Drum Brakes vs. Disc Brakes
The achilles heel of the Drum Brake is its heat retention. The thick metal drum and shoes retain an enormous amount of heat, and with little to no airflow over the operating parts, they cool slowly. This is one big disadvantage in motorsport that lead to the eventual rise of the Disc Brake.
The other disadvantage is maintenance. While a conventional Disc Brake is self adjusting, Drum Brakes require adjusting to remain even. As the proximity of the shoe-to-drum can be adjusted on each corner, incorrect adjustment can lead to the car pulling left or right when braking. Uneven wear due to leaking cylinders or broken adjusters can lead to uneven adjustment and an ineffective handbrake. Similar to Disc Brakes, as Drum Brakes wear they leave behind a dust. This dust is allowed to collect within a Drum Brake causing harshness and noise.
Can I replace my Brake Shoes myself?

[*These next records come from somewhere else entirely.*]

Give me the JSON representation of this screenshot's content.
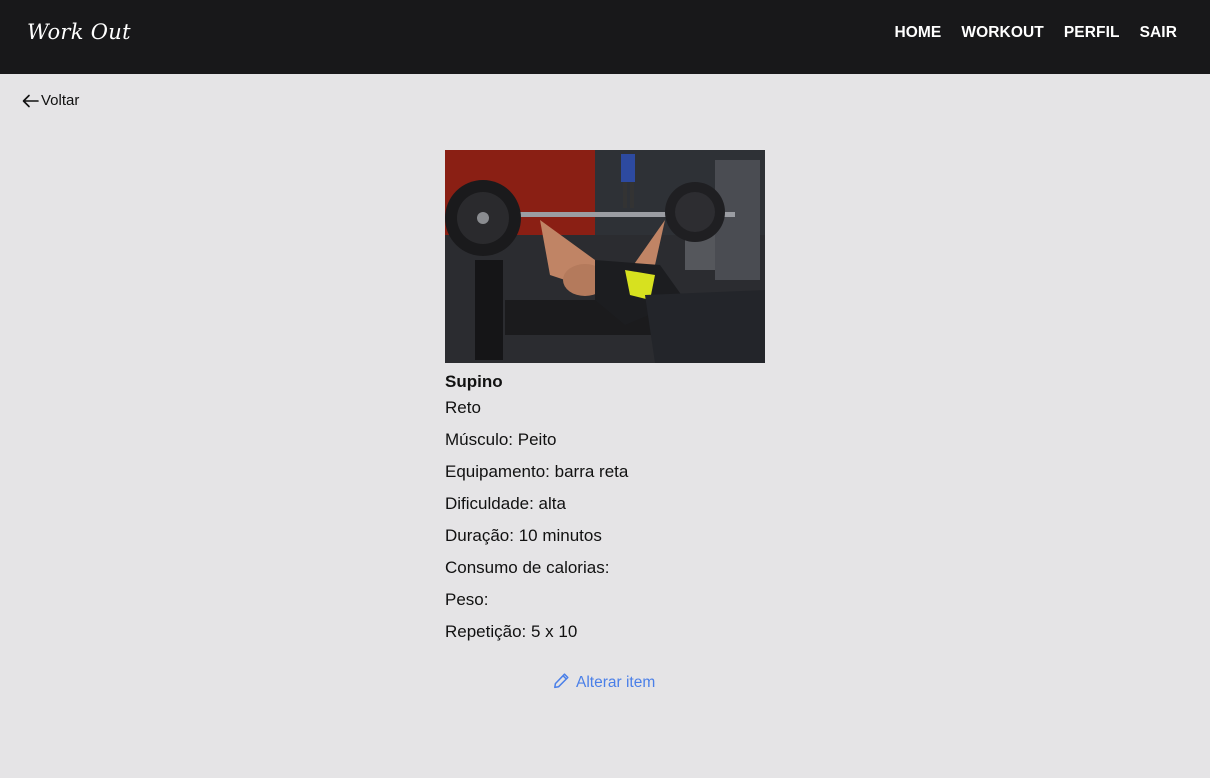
{
  "header": {
    "brand": "Work Out",
    "nav": [
      "HOME",
      "WORKOUT",
      "PERFIL",
      "SAIR"
    ]
  },
  "back": {
    "label": "Voltar",
    "icon": "arrow-left-icon"
  },
  "exercise": {
    "image_alt": "bench press photo",
    "title": "Supino",
    "subtitle": "Reto",
    "details": [
      "Músculo: Peito",
      "Equipamento: barra reta",
      "Dificuldade: alta",
      "Duração: 10 minutos",
      "Consumo de calorias:",
      "Peso:",
      "Repetição: 5 x 10"
    ]
  },
  "actions": {
    "edit_label": "Alterar item",
    "edit_icon": "pencil-icon"
  },
  "colors": {
    "header_bg": "#18181a",
    "page_bg": "#e5e4e6",
    "link_blue": "#4a7fe8"
  }
}
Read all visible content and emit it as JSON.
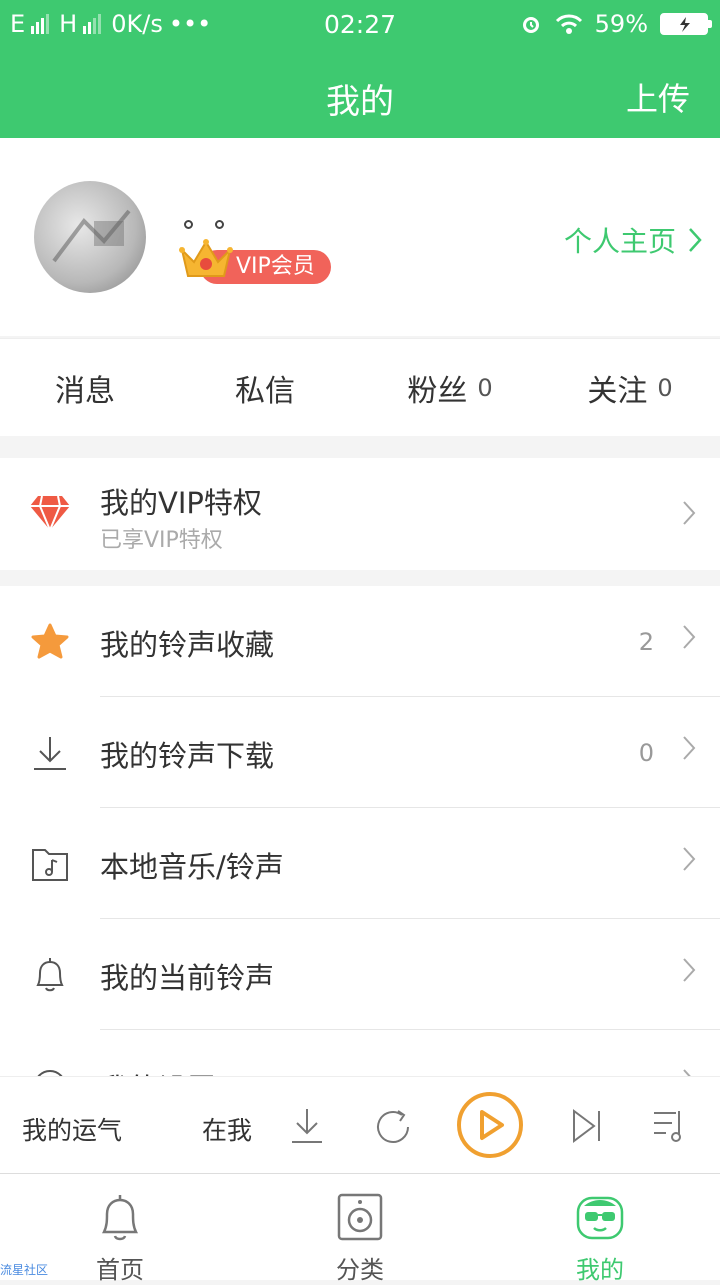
{
  "status_bar": {
    "network_1": "E",
    "network_2": "H",
    "speed": "0K/s",
    "more": "•••",
    "time": "02:27",
    "battery": "59%"
  },
  "header": {
    "title": "我的",
    "upload": "上传"
  },
  "profile": {
    "vip_label": "VIP会员",
    "home_link": "个人主页"
  },
  "stats": [
    {
      "label": "消息",
      "count": ""
    },
    {
      "label": "私信",
      "count": ""
    },
    {
      "label": "粉丝",
      "count": "0"
    },
    {
      "label": "关注",
      "count": "0"
    }
  ],
  "vip_section": {
    "title": "我的VIP特权",
    "subtitle": "已享VIP特权"
  },
  "menu": [
    {
      "label": "我的铃声收藏",
      "count": "2",
      "icon": "star-icon"
    },
    {
      "label": "我的铃声下载",
      "count": "0",
      "icon": "download-icon"
    },
    {
      "label": "本地音乐/铃声",
      "count": "",
      "icon": "music-folder-icon"
    },
    {
      "label": "我的当前铃声",
      "count": "",
      "icon": "bell-icon"
    },
    {
      "label": "我的设置",
      "count": "",
      "icon": "settings-icon"
    }
  ],
  "player": {
    "song": "我的运气",
    "artist": "在我"
  },
  "tabs": [
    {
      "label": "首页",
      "icon": "bell-tab-icon"
    },
    {
      "label": "分类",
      "icon": "speaker-icon"
    },
    {
      "label": "我的",
      "icon": "face-icon"
    }
  ],
  "watermark": "流星社区",
  "colors": {
    "accent": "#3ec970",
    "vip": "#f1635a",
    "play": "#f0a030"
  }
}
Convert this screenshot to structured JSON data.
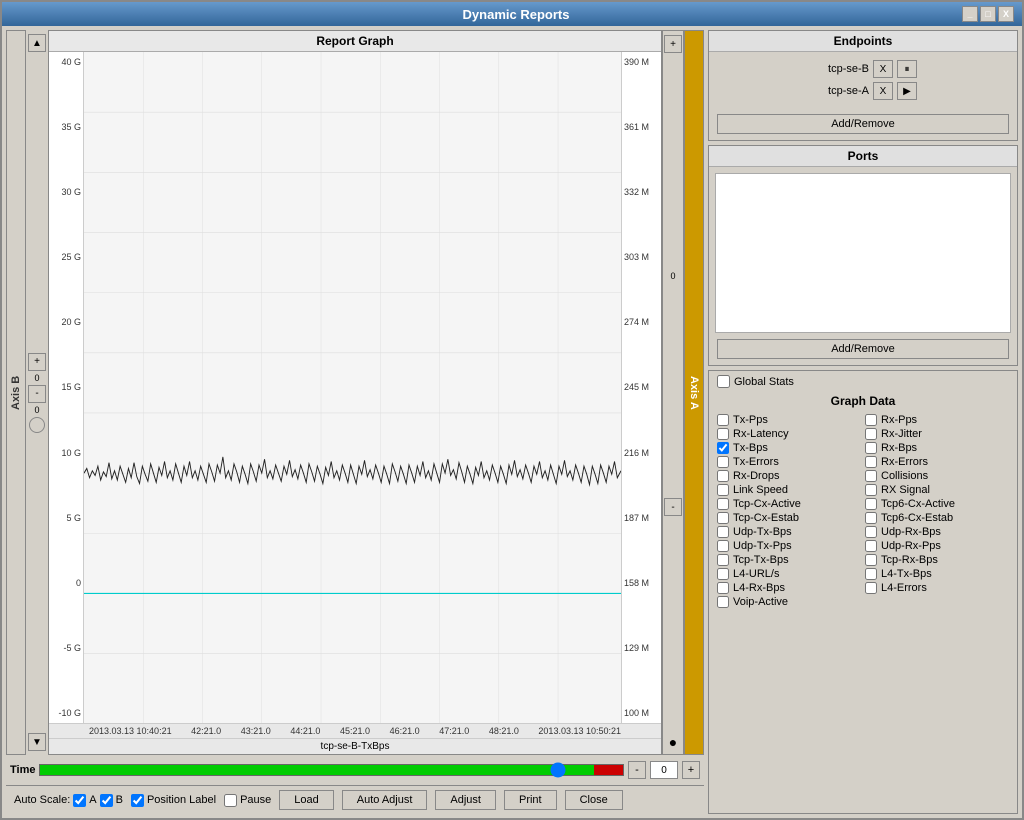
{
  "window": {
    "title": "Dynamic Reports",
    "minimize": "_",
    "maximize": "□",
    "close": "X"
  },
  "graph": {
    "title": "Report Graph",
    "y_axis_left": [
      "40 G",
      "35 G",
      "30 G",
      "25 G",
      "20 G",
      "15 G",
      "10 G",
      "5 G",
      "0",
      "-5 G",
      "-10 G"
    ],
    "y_axis_right": [
      "390 M",
      "361 M",
      "332 M",
      "303 M",
      "274 M",
      "245 M",
      "216 M",
      "187 M",
      "158 M",
      "129 M",
      "100 M"
    ],
    "x_axis": [
      "2013.03.13 10:40:21",
      "42:21.0",
      "43:21.0",
      "44:21.0",
      "45:21.0",
      "46:21.0",
      "47:21.0",
      "48:21.0",
      "2013.03.13 10:50:21"
    ],
    "x_label": "tcp-se-B-TxBps",
    "axis_b_label": "Axis B",
    "axis_a_label": "Axis A"
  },
  "endpoints": {
    "title": "Endpoints",
    "items": [
      {
        "label": "tcp-se-B",
        "x": "X",
        "pause": "⏸"
      },
      {
        "label": "tcp-se-A",
        "x": "X",
        "play": "▶"
      }
    ],
    "add_remove": "Add/Remove"
  },
  "ports": {
    "title": "Ports",
    "add_remove": "Add/Remove"
  },
  "global_stats": {
    "label": "Global Stats"
  },
  "graph_data": {
    "title": "Graph Data",
    "items_left": [
      {
        "label": "Tx-Pps",
        "checked": false
      },
      {
        "label": "Rx-Latency",
        "checked": false
      },
      {
        "label": "Tx-Bps",
        "checked": true
      },
      {
        "label": "Tx-Errors",
        "checked": false
      },
      {
        "label": "Rx-Drops",
        "checked": false
      },
      {
        "label": "Link Speed",
        "checked": false
      },
      {
        "label": "Tcp-Cx-Active",
        "checked": false
      },
      {
        "label": "Tcp-Cx-Estab",
        "checked": false
      },
      {
        "label": "Udp-Tx-Bps",
        "checked": false
      },
      {
        "label": "Udp-Tx-Pps",
        "checked": false
      },
      {
        "label": "Tcp-Tx-Bps",
        "checked": false
      },
      {
        "label": "L4-URL/s",
        "checked": false
      },
      {
        "label": "L4-Rx-Bps",
        "checked": false
      },
      {
        "label": "Voip-Active",
        "checked": false
      }
    ],
    "items_right": [
      {
        "label": "Rx-Pps",
        "checked": false
      },
      {
        "label": "Rx-Jitter",
        "checked": false
      },
      {
        "label": "Rx-Bps",
        "checked": false
      },
      {
        "label": "Rx-Errors",
        "checked": false
      },
      {
        "label": "Collisions",
        "checked": false
      },
      {
        "label": "RX Signal",
        "checked": false
      },
      {
        "label": "Tcp6-Cx-Active",
        "checked": false
      },
      {
        "label": "Tcp6-Cx-Estab",
        "checked": false
      },
      {
        "label": "Udp-Rx-Bps",
        "checked": false
      },
      {
        "label": "Udp-Rx-Pps",
        "checked": false
      },
      {
        "label": "Tcp-Rx-Bps",
        "checked": false
      },
      {
        "label": "L4-Tx-Bps",
        "checked": false
      },
      {
        "label": "L4-Errors",
        "checked": false
      }
    ]
  },
  "footer": {
    "auto_scale_label": "Auto Scale:",
    "check_a": "A",
    "check_b": "B",
    "position_label_label": "Position Label",
    "pause_label": "Pause",
    "load": "Load",
    "auto_adjust": "Auto Adjust",
    "adjust": "Adjust",
    "print": "Print",
    "close": "Close"
  },
  "time": {
    "label": "Time",
    "value": 90,
    "minus": "-",
    "plus": "+",
    "num": "0"
  },
  "left_scroll": {
    "plus": "+",
    "num_top": "0",
    "minus": "-",
    "num_bottom": "0"
  },
  "right_scroll": {
    "plus": "+",
    "num": "0",
    "minus": "-",
    "dot": "●"
  }
}
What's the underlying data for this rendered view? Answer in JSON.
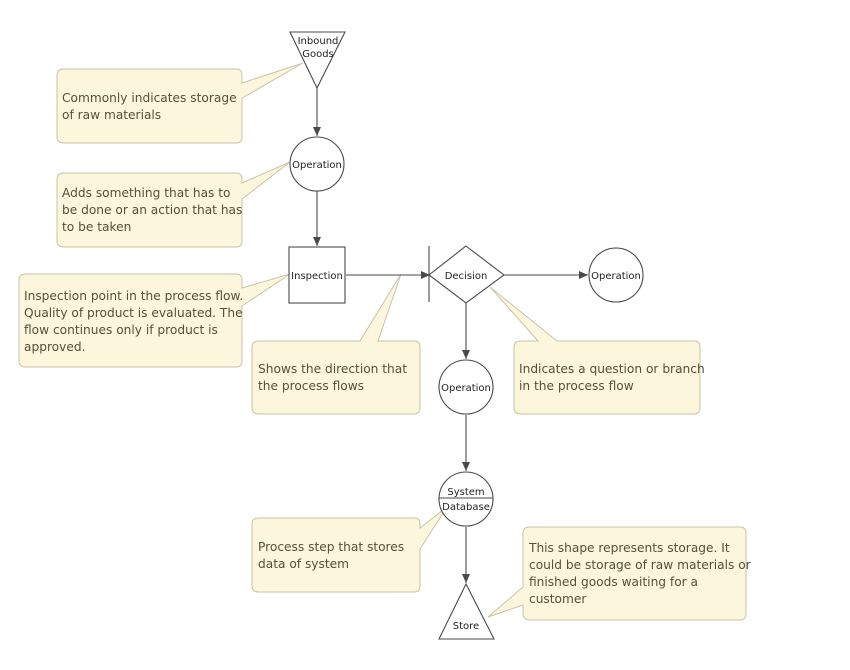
{
  "diagram": {
    "type": "process-flow",
    "colors": {
      "callout_fill": "#fbf6dc",
      "callout_border": "#c9c3a8",
      "callout_text": "#5a4e3a",
      "node_stroke": "#4a4a4a",
      "node_fill": "#ffffff"
    },
    "nodes": {
      "inbound": {
        "shape": "inverted-triangle",
        "lines": [
          "Inbound",
          "Goods"
        ]
      },
      "operation1": {
        "shape": "circle",
        "label": "Operation"
      },
      "inspection": {
        "shape": "square",
        "label": "Inspection"
      },
      "decision": {
        "shape": "diamond",
        "label": "Decision"
      },
      "operation_right": {
        "shape": "circle",
        "label": "Operation"
      },
      "operation2": {
        "shape": "circle",
        "label": "Operation"
      },
      "database": {
        "shape": "split-circle",
        "lines": [
          "System",
          "Database"
        ]
      },
      "store": {
        "shape": "triangle",
        "label": "Store"
      }
    },
    "edges": [
      {
        "from": "inbound",
        "to": "operation1"
      },
      {
        "from": "operation1",
        "to": "inspection"
      },
      {
        "from": "inspection",
        "to": "decision"
      },
      {
        "from": "decision",
        "to": "operation_right"
      },
      {
        "from": "decision",
        "to": "operation2"
      },
      {
        "from": "operation2",
        "to": "database"
      },
      {
        "from": "database",
        "to": "store"
      }
    ],
    "callouts": {
      "storage_raw": {
        "target": "inbound",
        "lines": [
          "Commonly indicates storage",
          "of raw materials"
        ]
      },
      "operation": {
        "target": "operation1",
        "lines": [
          "Adds something that has to",
          "be done or an action that has",
          "to be taken"
        ]
      },
      "inspection": {
        "target": "inspection",
        "lines": [
          "Inspection point in the process flow.",
          "Quality of product is evaluated. The",
          "flow continues only if product is",
          "approved."
        ]
      },
      "direction": {
        "target": "inspection-to-decision-arrow",
        "lines": [
          "Shows the direction that",
          "the process flows"
        ]
      },
      "decision": {
        "target": "decision",
        "lines": [
          "Indicates a question or branch",
          "in the process flow"
        ]
      },
      "database": {
        "target": "database",
        "lines": [
          "Process step that stores",
          "data of system"
        ]
      },
      "store": {
        "target": "store",
        "lines": [
          "This shape represents storage. It",
          "could be storage of raw materials or",
          "finished goods waiting for a",
          "customer"
        ]
      }
    }
  }
}
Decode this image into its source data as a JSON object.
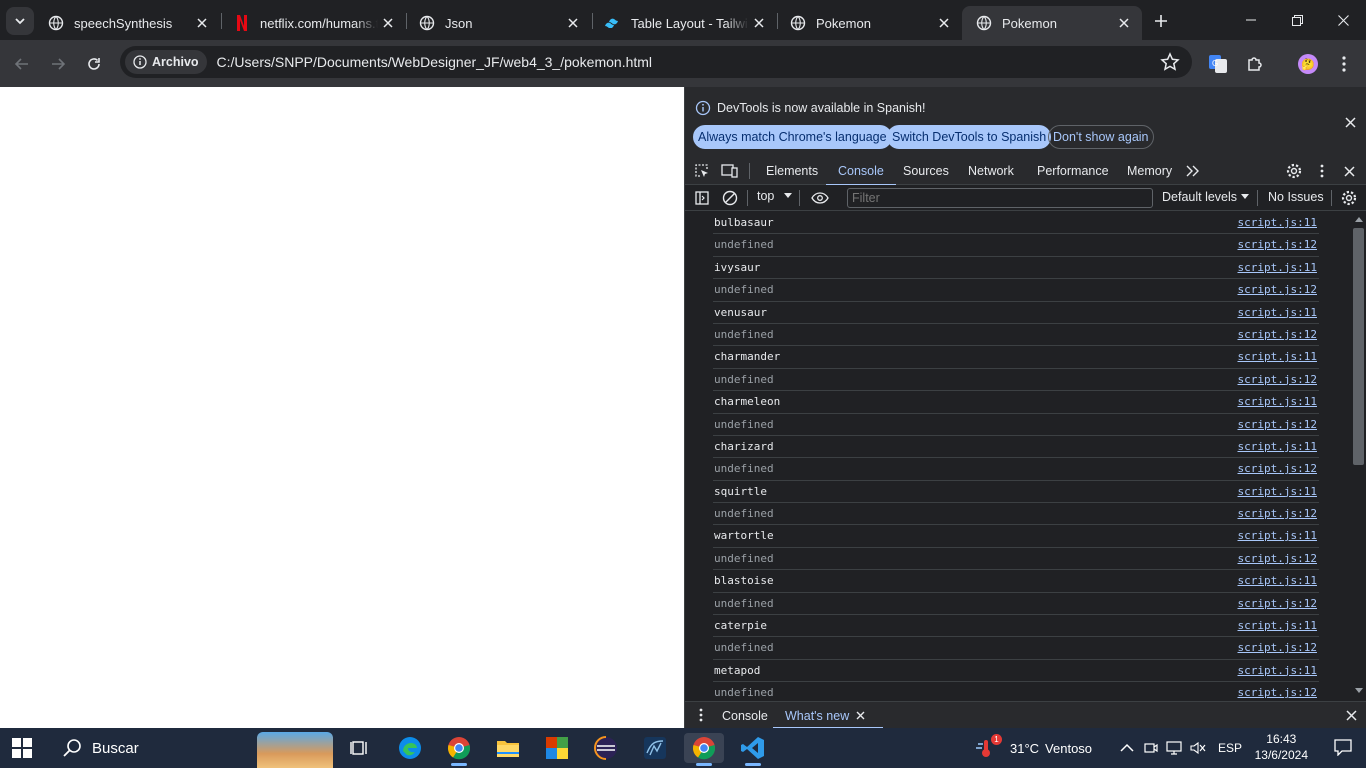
{
  "browser": {
    "tabs": [
      {
        "title": "speechSynthesis",
        "icon": "globe-icon",
        "active": false
      },
      {
        "title": "netflix.com/humans.txt",
        "icon": "netflix-icon",
        "active": false
      },
      {
        "title": "Json",
        "icon": "globe-icon",
        "active": false
      },
      {
        "title": "Table Layout - Tailwind",
        "icon": "tailwind-icon",
        "active": false
      },
      {
        "title": "Pokemon",
        "icon": "globe-icon",
        "active": false
      },
      {
        "title": "Pokemon",
        "icon": "globe-icon",
        "active": true
      }
    ],
    "address": {
      "chip_label": "Archivo",
      "url": "C:/Users/SNPP/Documents/WebDesigner_JF/web4_3_/pokemon.html"
    }
  },
  "devtools": {
    "infobar": {
      "message": "DevTools is now available in Spanish!",
      "btn_match": "Always match Chrome's language",
      "btn_switch": "Switch DevTools to Spanish",
      "btn_dont_show": "Don't show again"
    },
    "tabs": [
      "Elements",
      "Console",
      "Sources",
      "Network",
      "Performance",
      "Memory"
    ],
    "active_tab": "Console",
    "console_toolbar": {
      "context": "top",
      "filter_placeholder": "Filter",
      "levels": "Default levels",
      "issues": "No Issues"
    },
    "logs": [
      {
        "text": "bulbasaur",
        "kind": "value",
        "source": "script.js:11"
      },
      {
        "text": "undefined",
        "kind": "undefined",
        "source": "script.js:12"
      },
      {
        "text": "ivysaur",
        "kind": "value",
        "source": "script.js:11"
      },
      {
        "text": "undefined",
        "kind": "undefined",
        "source": "script.js:12"
      },
      {
        "text": "venusaur",
        "kind": "value",
        "source": "script.js:11"
      },
      {
        "text": "undefined",
        "kind": "undefined",
        "source": "script.js:12"
      },
      {
        "text": "charmander",
        "kind": "value",
        "source": "script.js:11"
      },
      {
        "text": "undefined",
        "kind": "undefined",
        "source": "script.js:12"
      },
      {
        "text": "charmeleon",
        "kind": "value",
        "source": "script.js:11"
      },
      {
        "text": "undefined",
        "kind": "undefined",
        "source": "script.js:12"
      },
      {
        "text": "charizard",
        "kind": "value",
        "source": "script.js:11"
      },
      {
        "text": "undefined",
        "kind": "undefined",
        "source": "script.js:12"
      },
      {
        "text": "squirtle",
        "kind": "value",
        "source": "script.js:11"
      },
      {
        "text": "undefined",
        "kind": "undefined",
        "source": "script.js:12"
      },
      {
        "text": "wartortle",
        "kind": "value",
        "source": "script.js:11"
      },
      {
        "text": "undefined",
        "kind": "undefined",
        "source": "script.js:12"
      },
      {
        "text": "blastoise",
        "kind": "value",
        "source": "script.js:11"
      },
      {
        "text": "undefined",
        "kind": "undefined",
        "source": "script.js:12"
      },
      {
        "text": "caterpie",
        "kind": "value",
        "source": "script.js:11"
      },
      {
        "text": "undefined",
        "kind": "undefined",
        "source": "script.js:12"
      },
      {
        "text": "metapod",
        "kind": "value",
        "source": "script.js:11"
      },
      {
        "text": "undefined",
        "kind": "undefined",
        "source": "script.js:12"
      }
    ],
    "drawer": {
      "tabs": [
        "Console",
        "What's new"
      ],
      "active": "What's new"
    }
  },
  "taskbar": {
    "search_label": "Buscar",
    "apps": [
      "file-explorer-icon",
      "task-view-icon",
      "edge-icon",
      "chrome-icon",
      "folder-icon",
      "minecraft-icon",
      "eclipse-icon",
      "mysql-workbench-icon",
      "chrome-icon",
      "vscode-icon"
    ],
    "weather": {
      "temp": "31°C",
      "condition": "Ventoso",
      "badge": "1"
    },
    "language": "ESP",
    "time": "16:43",
    "date": "13/6/2024"
  },
  "colors": {
    "accent": "#a8c7fa",
    "devtools_bg": "#202124",
    "chrome_frame": "#35363a",
    "taskbar": "#1f2a3d"
  }
}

The replacement of Brake Shoes can be very tricky and tedious depending on your car. Your first time changing them will likely end in many curse words and throwing of spanners. They rely on a series of pins and high tensile springs to operate correctly, all of which need to go back exactly as they came out and with the correct adjustment. If you do decide to give it a go, leave yourself plenty of time. If you can get the assistance of a friend who has done it before we highly recommend it! Always wear goggles and hand protection, as the springs can be merciless when (and they will if you’re inexperienced) they fly off in any which direction at 100 miles per hour. Always do one side at a time so if you get stuck you have another side to reference. And just incase you can’t remember how the Brake Shoe went together, it pays to take a photo beforehand.
Brake pads have a wear indicator on them, which indicate that they’re wearing too thin to be safely used anymore. As the material on the brake pad slowly wears down, this indicator gradually becomes more exposed. When the brakes are applied, the indicator squeals against the brake disc rotor, creating the squeaky brakes most people are familiar with. Many european cars also have electronic sensors on them which will indicate on the dashboard that the brake pads need replacing.